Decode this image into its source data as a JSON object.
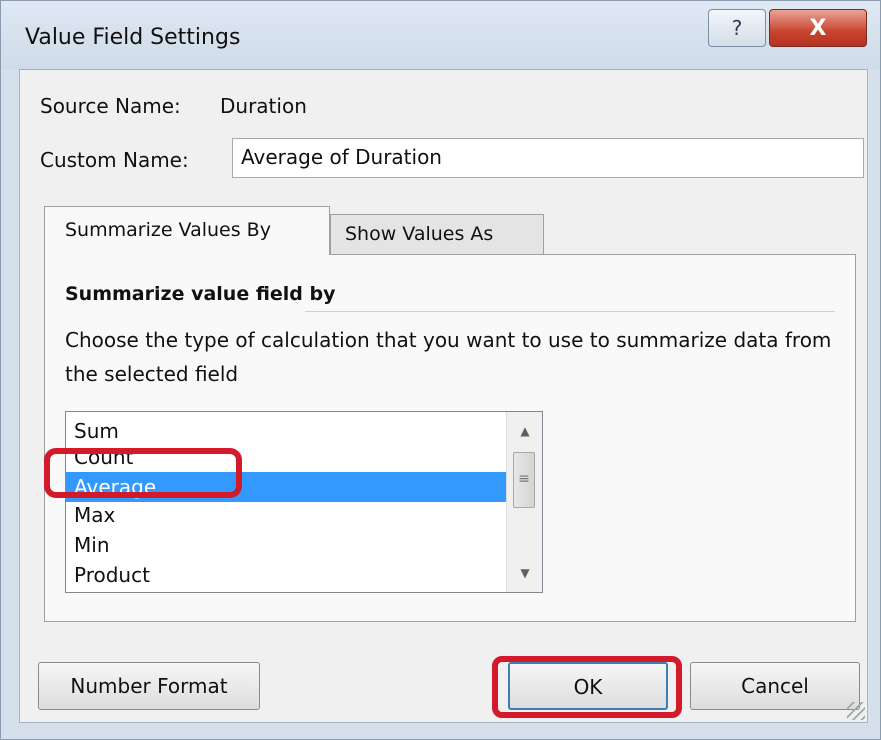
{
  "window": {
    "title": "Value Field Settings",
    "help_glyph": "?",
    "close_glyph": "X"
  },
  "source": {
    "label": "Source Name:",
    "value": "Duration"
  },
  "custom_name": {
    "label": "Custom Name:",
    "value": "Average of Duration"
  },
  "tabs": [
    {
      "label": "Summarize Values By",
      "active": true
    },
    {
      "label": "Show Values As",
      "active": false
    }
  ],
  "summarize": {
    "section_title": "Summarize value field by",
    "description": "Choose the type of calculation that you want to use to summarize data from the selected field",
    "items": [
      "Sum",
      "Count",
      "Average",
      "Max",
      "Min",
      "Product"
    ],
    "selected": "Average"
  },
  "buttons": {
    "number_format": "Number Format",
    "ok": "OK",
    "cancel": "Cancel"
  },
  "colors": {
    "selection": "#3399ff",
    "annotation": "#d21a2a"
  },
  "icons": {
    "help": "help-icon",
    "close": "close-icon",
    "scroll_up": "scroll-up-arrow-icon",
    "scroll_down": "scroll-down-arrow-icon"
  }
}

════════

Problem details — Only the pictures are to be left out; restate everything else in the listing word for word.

Reply —
Decode this image into its source data as a JSON object.
{
  "window": {
    "title": "Value Field Settings",
    "help_glyph": "?",
    "close_glyph": "X"
  },
  "source": {
    "label": "Source Name:",
    "value": "Duration"
  },
  "custom_name": {
    "label": "Custom Name:",
    "value": "Average of Duration"
  },
  "tabs": [
    {
      "label": "Summarize Values By",
      "active": true
    },
    {
      "label": "Show Values As",
      "active": false
    }
  ],
  "summarize": {
    "section_title": "Summarize value field by",
    "description": "Choose the type of calculation that you want to use to summarize data from the selected field",
    "items": [
      "Sum",
      "Count",
      "Average",
      "Max",
      "Min",
      "Product"
    ],
    "selected": "Average"
  },
  "buttons": {
    "number_format": "Number Format",
    "ok": "OK",
    "cancel": "Cancel"
  },
  "colors": {
    "selection": "#3399ff",
    "annotation": "#d21a2a"
  },
  "icons": {
    "help": "help-icon",
    "close": "close-icon",
    "scroll_up": "scroll-up-arrow-icon",
    "scroll_down": "scroll-down-arrow-icon"
  }
}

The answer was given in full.